The Conficker worm mostly spreads across networks. If it finds a vulnerable computer, it turns off the automatic backup service, deletes previous restore points, disables many security services, blocks access to a number of security web sites and opens infected machines to receive additional programs from the malware’s creator. The worm then tries to spread itself to other computers on the same network.

How does the worm infect a computer?

The Downadup worm tries to take advantage of a problem with Windows (a vulnerability) called MS08-067 to quietly install itself. Users who automatically receive updates from Microsoft are already protected from this. The worm also tries to spread by copying itself into shared folders on networks and by infecting USB devices such as memory sticks.

Who is at risk?

Users whose computers are not configured to receive patches and updates from Microsoft and who are not running an up to date antivirus product are most at risk. Users who do not have a genuine version of Windows from Microsoft are most at risk since pirated system usually cannot get Microsoft updates and patches.

What to do if you are infected

If you are reading this page, your computer is probably not infected with Conficker as the worm blocks access to most security web sites.

If you have a computer that is infected, you will need to use an uninfected computer to download a specialized Conficker removal tool from. The tool is available here:

Or, you can restore access to security web sites on an infected machine by taking the following steps:

  1. Click Start > Run.
  2. In the Run box, type the following: cmd
  3. Click OK.
  4. Type the following and then press Enter. cd..
  5. Repeat the previous step until you get to the root level, or C:\>. Note that if your root drive is not C, the letter will be different.
  6. At C:\> type the following: net stop dnscache
  7. Press Enter. This disables the domain blocking feature of Conficker and you should now be able to reach security Web sites including ours. You should now be able to download the Conficker removal tool here.

Posted in Botnet, Hacking, Information Security, Worms | Tagged: , , | 1 Comment »

The Decade’s 10 Most Dastardly Cyber crimes

Posted by brainfoldb4u on January 3, 2010

It was the decade of the mega-heist, when stolen credit card magstripe tracks became the pork bellies of a new underground marketplace, Eastern European hackers turned malware writing into an art, and a nasty new crop of purpose-driven computer worms struck dread in the heart of America.

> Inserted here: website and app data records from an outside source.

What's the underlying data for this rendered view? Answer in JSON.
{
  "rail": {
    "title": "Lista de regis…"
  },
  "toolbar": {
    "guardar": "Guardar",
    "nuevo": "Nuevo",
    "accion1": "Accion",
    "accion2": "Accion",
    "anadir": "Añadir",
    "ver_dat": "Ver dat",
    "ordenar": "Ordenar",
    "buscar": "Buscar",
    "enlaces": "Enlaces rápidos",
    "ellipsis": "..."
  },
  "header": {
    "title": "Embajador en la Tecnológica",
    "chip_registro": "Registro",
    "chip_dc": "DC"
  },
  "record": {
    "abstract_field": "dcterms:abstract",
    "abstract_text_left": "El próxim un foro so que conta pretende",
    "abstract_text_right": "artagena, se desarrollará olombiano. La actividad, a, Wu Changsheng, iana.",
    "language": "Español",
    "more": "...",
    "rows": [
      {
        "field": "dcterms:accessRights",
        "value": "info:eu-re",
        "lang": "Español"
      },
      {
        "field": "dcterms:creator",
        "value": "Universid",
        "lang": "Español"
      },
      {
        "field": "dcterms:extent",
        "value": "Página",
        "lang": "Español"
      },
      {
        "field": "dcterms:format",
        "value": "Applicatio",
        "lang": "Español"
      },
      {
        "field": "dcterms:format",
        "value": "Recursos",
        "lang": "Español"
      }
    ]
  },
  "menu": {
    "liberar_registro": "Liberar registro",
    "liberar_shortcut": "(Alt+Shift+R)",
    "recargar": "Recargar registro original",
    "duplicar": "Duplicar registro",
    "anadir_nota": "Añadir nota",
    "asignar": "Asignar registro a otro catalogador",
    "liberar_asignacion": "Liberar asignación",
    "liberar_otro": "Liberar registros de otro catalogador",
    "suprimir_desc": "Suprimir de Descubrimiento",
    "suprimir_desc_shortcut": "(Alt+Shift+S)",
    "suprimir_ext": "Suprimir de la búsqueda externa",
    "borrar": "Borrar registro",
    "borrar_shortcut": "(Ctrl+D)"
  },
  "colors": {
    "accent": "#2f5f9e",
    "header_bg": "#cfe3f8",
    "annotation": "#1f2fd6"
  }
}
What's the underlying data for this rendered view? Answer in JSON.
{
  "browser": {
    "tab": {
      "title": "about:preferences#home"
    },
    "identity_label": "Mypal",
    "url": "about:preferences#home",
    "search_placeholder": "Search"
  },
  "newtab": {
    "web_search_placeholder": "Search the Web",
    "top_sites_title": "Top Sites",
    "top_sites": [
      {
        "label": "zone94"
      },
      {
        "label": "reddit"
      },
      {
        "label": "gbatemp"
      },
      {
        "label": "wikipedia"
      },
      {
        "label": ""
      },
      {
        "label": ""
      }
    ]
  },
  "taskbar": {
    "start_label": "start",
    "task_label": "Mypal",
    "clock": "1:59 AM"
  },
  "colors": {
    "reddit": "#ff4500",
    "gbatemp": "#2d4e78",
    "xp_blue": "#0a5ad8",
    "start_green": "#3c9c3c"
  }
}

Now that the zero days are behind us, it’s time to reflect on the most ingenious, destructive or groundbreaking cybercrimes of the first 10 years of the new millennium.

Read the complete article by Kevin Poulsen from Wired  magazine

Posted in Hacking | Tagged: | Leave a Comment »